The prize in the Mechanical/Materials category was awarded to the EcoSnap-AC Heat Pump System created by Chuck Booten and Jon Winkler from NREL’s Advanced Residential Buildings research group.
The award in the Analytical/Test category went to the Battery Internal Short-Circuit Device developed by Matthew Keyser and Ahmad Pesaran from NREL’s Energy Storage research group.
“We are honored to receive this prestigious award with our collaborators at NASA,” said Keyser. “With the recent lithium battery safety incidents being highlighted in the media, it is imperative to introduce advanced tools such as the ISC to ensure that consumers are safe while meeting their performance expectations for electronics and electrified vehicle applications.”
A North Carolina company, Wolfspeed, won in the IT/Electrical category for the High-Temperature, Wide Bandgap Underhood Inverter developed with NREL, Toyota, and the University of Arkansas’ National Center for Reliable Electric Power Transmission. Kevin Bennion, Sreekant Narumanchi, Gilbert Moreno, Paul Paret, and Doug DeVoto of NREL’s Advanced Power Electronics and Electric Machines research group were part of that project.
Booten and Winkler devised the EcoSnap-AC heat pump as an alternative to window-mounted air conditioning units. The device installs anywhere on an exterior wall, so that people can be comfortable without losing the view from their window. It is also quieter, more energy efficient, heats and cools, doesn’t jeopardize home security, is easy for a homeowner to install in just a few minutes, and can be left in place year-round.

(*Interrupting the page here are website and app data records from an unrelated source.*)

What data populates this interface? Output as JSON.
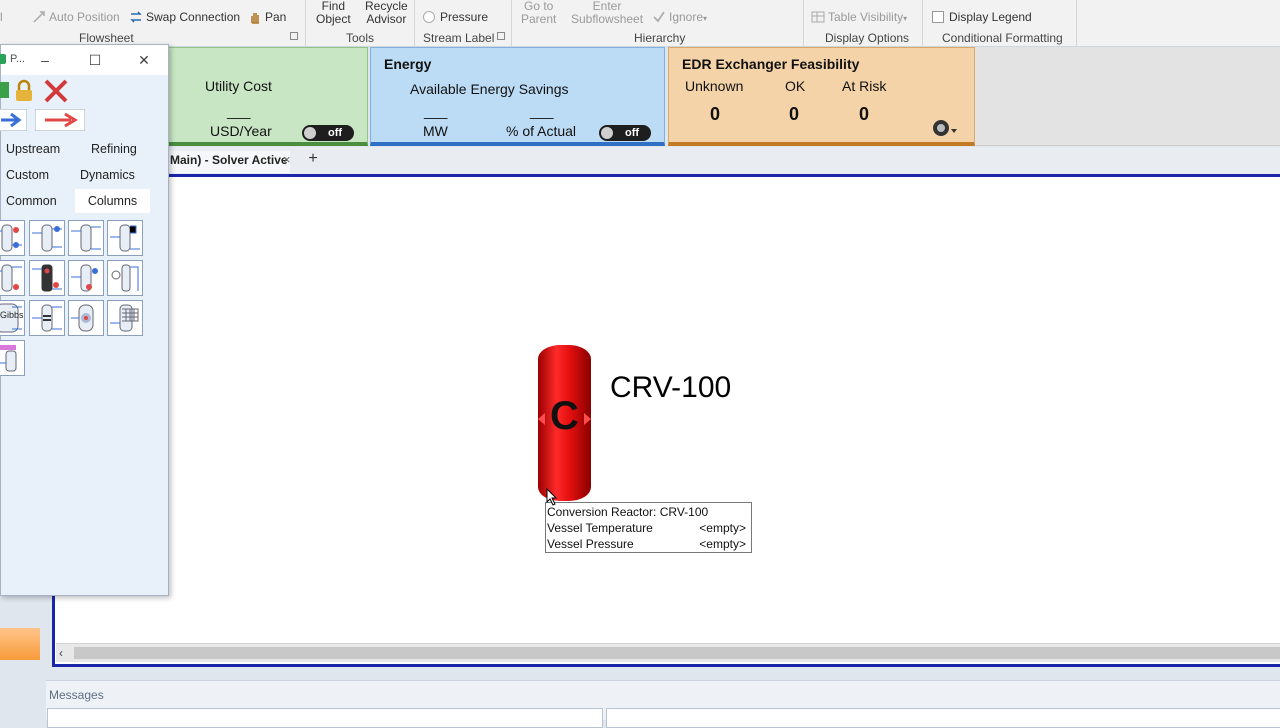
{
  "ribbon": {
    "flowsheet": {
      "auto_position": "Auto Position",
      "swap_connection": "Swap Connection",
      "pan": "Pan",
      "group_label": "Flowsheet"
    },
    "tools": {
      "find_object": [
        "Find",
        "Object"
      ],
      "recycle_advisor": [
        "Recycle",
        "Advisor"
      ],
      "group_label": "Tools"
    },
    "stream_label": {
      "pressure": "Pressure",
      "group_label": "Stream Label"
    },
    "hierarchy": {
      "go_to_parent": [
        "Go to",
        "Parent"
      ],
      "enter_subflowsheet": [
        "Enter",
        "Subflowsheet"
      ],
      "ignore": "Ignore",
      "group_label": "Hierarchy"
    },
    "display_options": {
      "table_visibility": "Table Visibility",
      "group_label": "Display Options"
    },
    "conditional_formatting": {
      "display_legend": "Display Legend",
      "group_label": "Conditional Formatting"
    }
  },
  "kpi": {
    "utility_cost": {
      "label": "Utility Cost",
      "value": "___",
      "unit": "USD/Year",
      "toggle": "off"
    },
    "energy": {
      "title": "Energy",
      "subtitle": "Available Energy Savings",
      "value_mw": "___",
      "value_pct": "___",
      "unit_mw": "MW",
      "unit_pct": "% of Actual",
      "toggle": "off"
    },
    "edr": {
      "title": "EDR Exchanger Feasibility",
      "columns": [
        {
          "label": "Unknown",
          "value": "0"
        },
        {
          "label": "OK",
          "value": "0"
        },
        {
          "label": "At Risk",
          "value": "0"
        }
      ]
    }
  },
  "tabs": {
    "active_tab": "Main) - Solver Active",
    "close": "×",
    "add": "+"
  },
  "flowsheet": {
    "reactor": {
      "letter": "C",
      "name": "CRV-100"
    },
    "tooltip": {
      "title": "Conversion Reactor: CRV-100",
      "rows": [
        {
          "label": "Vessel Temperature",
          "value": "<empty>"
        },
        {
          "label": "Vessel Pressure",
          "value": "<empty>"
        }
      ]
    }
  },
  "palette": {
    "title": "P...",
    "categories": {
      "upstream": "Upstream",
      "refining": "Refining",
      "custom": "Custom",
      "dynamics": "Dynamics",
      "common": "Common",
      "columns": "Columns"
    },
    "gibbs_label": "Gibbs"
  },
  "messages": {
    "label": "Messages"
  },
  "colors": {
    "reactor_red": "#e30f0f",
    "canvas_border": "#1a26a8",
    "utility_green": "#c8e6c4",
    "energy_blue": "#bcdcf5",
    "edr_orange": "#f4d3a9"
  }
}
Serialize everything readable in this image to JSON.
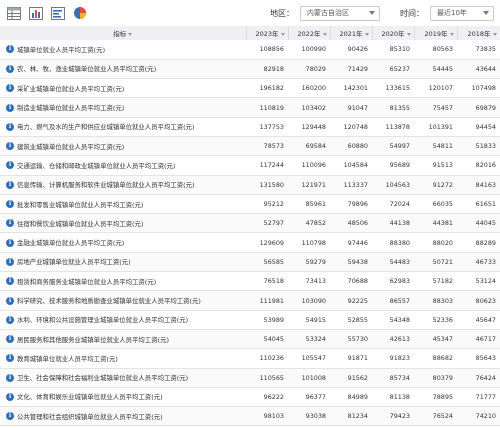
{
  "toolbar": {
    "icons": [
      "table-icon",
      "bar-chart-icon",
      "list-bar-icon",
      "pie-chart-icon"
    ],
    "region_label": "地区：",
    "region_value": "内蒙古自治区",
    "time_label": "时间：",
    "time_value": "最近10年"
  },
  "table": {
    "header": [
      "指标",
      "2023年",
      "2022年",
      "2021年",
      "2020年",
      "2019年",
      "2018年"
    ],
    "rows": [
      {
        "name": "城镇单位就业人员平均工资(元)",
        "values": [
          "108856",
          "100990",
          "90426",
          "85310",
          "80563",
          "73835"
        ]
      },
      {
        "name": "农、林、牧、渔业城镇单位就业人员平均工资(元)",
        "values": [
          "82918",
          "78029",
          "71429",
          "65237",
          "54445",
          "43644"
        ]
      },
      {
        "name": "采矿业城镇单位就业人员平均工资(元)",
        "values": [
          "196182",
          "160200",
          "142301",
          "133615",
          "120107",
          "107498"
        ]
      },
      {
        "name": "制造业城镇单位就业人员平均工资(元)",
        "values": [
          "110819",
          "103402",
          "91047",
          "81355",
          "75457",
          "69879"
        ]
      },
      {
        "name": "电力、燃气及水的生产和供应业城镇单位就业人员平均工资(元)",
        "values": [
          "137753",
          "129448",
          "120748",
          "113878",
          "101391",
          "94454"
        ]
      },
      {
        "name": "建筑业城镇单位就业人员平均工资(元)",
        "values": [
          "78573",
          "69584",
          "60880",
          "54997",
          "54811",
          "51833"
        ]
      },
      {
        "name": "交通运输、仓储和邮政业城镇单位就业人员平均工资(元)",
        "values": [
          "117244",
          "110096",
          "104584",
          "95689",
          "91513",
          "82016"
        ]
      },
      {
        "name": "信息传输、计算机服务和软件业城镇单位就业人员平均工资(元)",
        "values": [
          "131580",
          "121971",
          "113337",
          "104563",
          "91272",
          "84163"
        ]
      },
      {
        "name": "批发和零售业城镇单位就业人员平均工资(元)",
        "values": [
          "95212",
          "85961",
          "79896",
          "72024",
          "66035",
          "61651"
        ]
      },
      {
        "name": "住宿和餐饮业城镇单位就业人员平均工资(元)",
        "values": [
          "52797",
          "47852",
          "48506",
          "44138",
          "44381",
          "44045"
        ]
      },
      {
        "name": "金融业城镇单位就业人员平均工资(元)",
        "values": [
          "129609",
          "110798",
          "97446",
          "88380",
          "88020",
          "88289"
        ]
      },
      {
        "name": "房地产业城镇单位就业人员平均工资(元)",
        "values": [
          "56585",
          "59279",
          "59438",
          "54483",
          "50721",
          "46733"
        ]
      },
      {
        "name": "租赁和商务服务业城镇单位就业人员平均工资(元)",
        "values": [
          "76518",
          "73413",
          "70688",
          "62983",
          "57182",
          "53124"
        ]
      },
      {
        "name": "科学研究、技术服务和地质勘查业城镇单位就业人员平均工资(元)",
        "values": [
          "111981",
          "103090",
          "92225",
          "86557",
          "88303",
          "80623"
        ]
      },
      {
        "name": "水利、环境和公共设施管理业城镇单位就业人员平均工资(元)",
        "values": [
          "53989",
          "54915",
          "52855",
          "54348",
          "52336",
          "45647"
        ]
      },
      {
        "name": "居民服务和其他服务业城镇单位就业人员平均工资(元)",
        "values": [
          "54045",
          "53324",
          "55730",
          "42613",
          "45347",
          "46717"
        ]
      },
      {
        "name": "教育城镇单位就业人员平均工资(元)",
        "values": [
          "110236",
          "105547",
          "91871",
          "91823",
          "88682",
          "85643"
        ]
      },
      {
        "name": "卫生、社会保障和社会福利业城镇单位就业人员平均工资(元)",
        "values": [
          "110565",
          "101008",
          "91562",
          "85734",
          "80379",
          "76424"
        ]
      },
      {
        "name": "文化、体育和娱乐业城镇单位就业人员平均工资(元)",
        "values": [
          "96222",
          "96377",
          "84989",
          "81138",
          "78895",
          "71777"
        ]
      },
      {
        "name": "公共管理和社会组织城镇单位就业人员平均工资(元)",
        "values": [
          "98103",
          "93038",
          "81234",
          "79423",
          "76524",
          "74210"
        ]
      }
    ]
  }
}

“It’s always gratifying to know that all the extra effort you have put into developing an idea actually resonates with people,” Booten said. “It shows that your vision has some validity.”
The newly patented NREL Battery Internal Short-Circuit Device is the first mechanism able to accurately simulate a true internal short circuit within a battery cell, providing researchers with reliable data to determine how the size, resistance, and location of an internal short circuit will affect safety measures implemented in new battery designs. The advanced technology of the tiny, easy-to-implant device is capable of pinpointing different types of internal short circuits in all types of batteries. This includes lithium-ion batteries found commonly in vehicles, cell phones, and laptops.
Wolfspeed’s Wide Bandgap Inverter is a traction drive for electric vehicles that could significantly boost their adoption by consumers. The company’s partnership with industry leaders, such as Toyota, ensures that the technology is adoptable for implementation into vehicle applications.
NREL has won 61 R&D 100 Awards since 1982.